By Jena Ardell
By Jon Campbell
By Alan Scherstuhl
By Tessa Stuart
By Roy Edroso
By Jon Campbell
By Albert Samaha
By Zachary D. Roberts
"You should give them your headshot," says Clarke. This job has unusual hours, but he encourages Yost to go on auditions. In mere seconds, Yost produces an 8x10 black-and-white glossy of himself, and is scampering toward the Law & Order set. Meanwhile, because Pet Haven is parked in a tow-away spot across the street, Clarke has asked Olivia's owner to come downstairs to the car. By the time Yost returns, headshot still in hand—"They said I need to find something called the honey wagon?"—Olivia's owner is on her way to the car.
This return to the owner—a woman so depressed that her male companion has to prop her up—is strained, and she seems more angry than grateful after having to negotiate her way across the street before exchanging a check for her Olivia.
Clarke tries to pat the man on the shoulder, but it doesn't have any effect. Wordlessly, the couple leaves. He doesn't seem ruffled. Sometimes people express their gratitude, but "they've just lost their best friend," as he puts it, and he knows they're not always happy to get them back.
Before heading off for their next delivery, Clarke lets Yost drive around until he can find the honey wagon, the mobile trailer that houses the extras' casting office. But when he finds it, it's locked, and he's told he should just mail in his headshot "I'm kind of disappointed. I'd have done anything to be an extra. I'd lay in the street, I'd play someone dead in a chalk outline—I don't care."

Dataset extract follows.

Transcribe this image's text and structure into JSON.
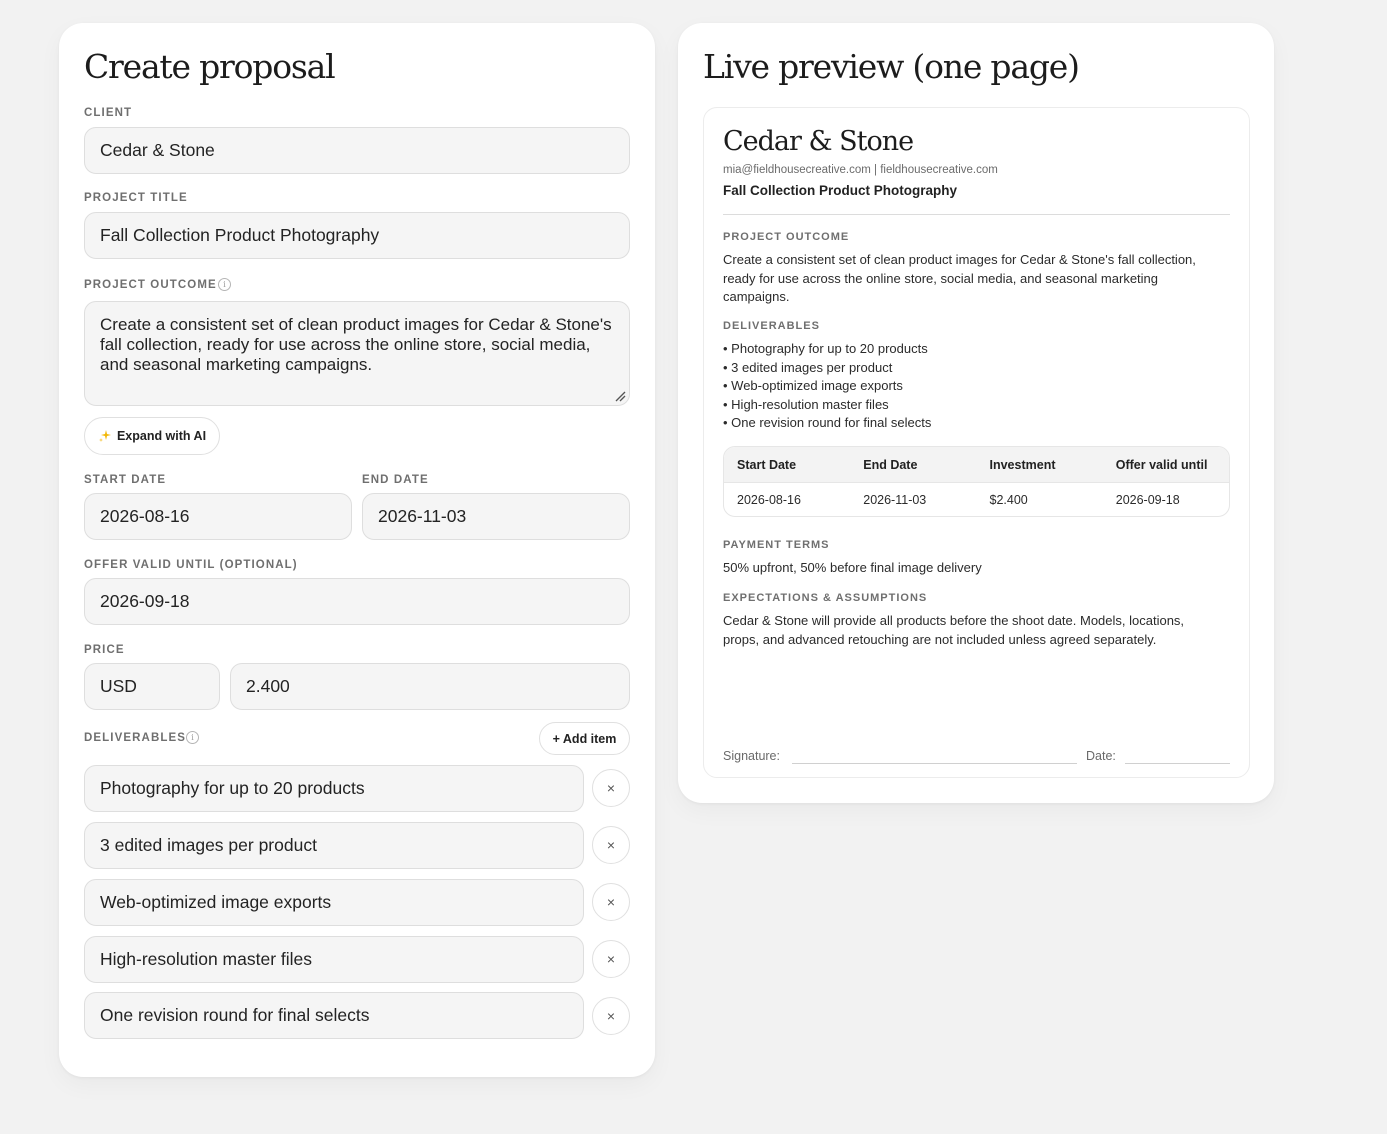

Clarke's next mission is to return a dog to a family in the Bronx. He gives it to a teenage boy, along with a handwritten sympathy card (which he does for every pet.) The boy's mother is not home, nor did she leave a check, but Clarke leaves the pet with the grateful boy, even though it was to be COD.
"What am I going to do? They trusted me with their pet, so I am going to trust them," he says. "I am sure it will be fine."
When Clarke arrives at his final stop of the day, a canine pickup on Houston, he calls the client, who sounds deeply depressed and says he'll call him back in a few minutes when he's ready to say goodbye. Clarke doesn't push him. A half-hour goes by, then 45 minutes. After an hour, Clarke, somewhat nervously, finally calls back. "Hi, this is Louis from Pet Haven—are you OK? You need a few more minutes? A few hours? Well, we don't want to come before you're ready."
Clarke ends up coming back the next day without an additional charge. "Sometimes, people just aren't ready to let go," he says, "and it would be cruel to push them."
He doesn't approve, however, of never saying goodbye. Clarke finds services that freeze-dry dead pets and return them looking more or less like they did in life, unhealthy. "Those people are taking advantage of people who are inappropriately grieving," he says. "They don't need a freeze-dried pet. They need a therapist. They need a family friend, who will help them. Because what they want is something that they can't ever have again."
But Chris Calagan of Perpetual Pet in West Virginia describes freeze-drying as "being like a picture, but only better." Owners (some from New York) Fed-Ex their pets to Calagan after a night in the freezer. Calagan defrosts them, removes the internal organs, and poses them in a reverse-osmosis drier that sucks out all the moisture, a process that can take up to four months to complete. Admitting "it is not for everyone," he says that "if people don't like it, they don't need to get it done." Most people who get their pets freeze-dried, he says, keep them until they themselves die and are buried with them.
Burial with a pet is, of course, not limited to the freeze-drying crowd. According to the staff of Hartsdale Pet Cemetery, people who cremate their pets will routinely put in their wills that the cremains are to be buried with them, or that their own ashes are to be mixed with their pets' after they themselves are cremated.
There's even a rather famous New York couple who did something like this. Up the Hudson River, in Hyde Park, lies a small, private graveyard. It is only big enough for a husband, a wife, and one other occupant. The third grave does not belong to any of Franklin and Eleanor Roosevelt's six children. It belongs to Fala, their Scottish firstname.lastname@example.org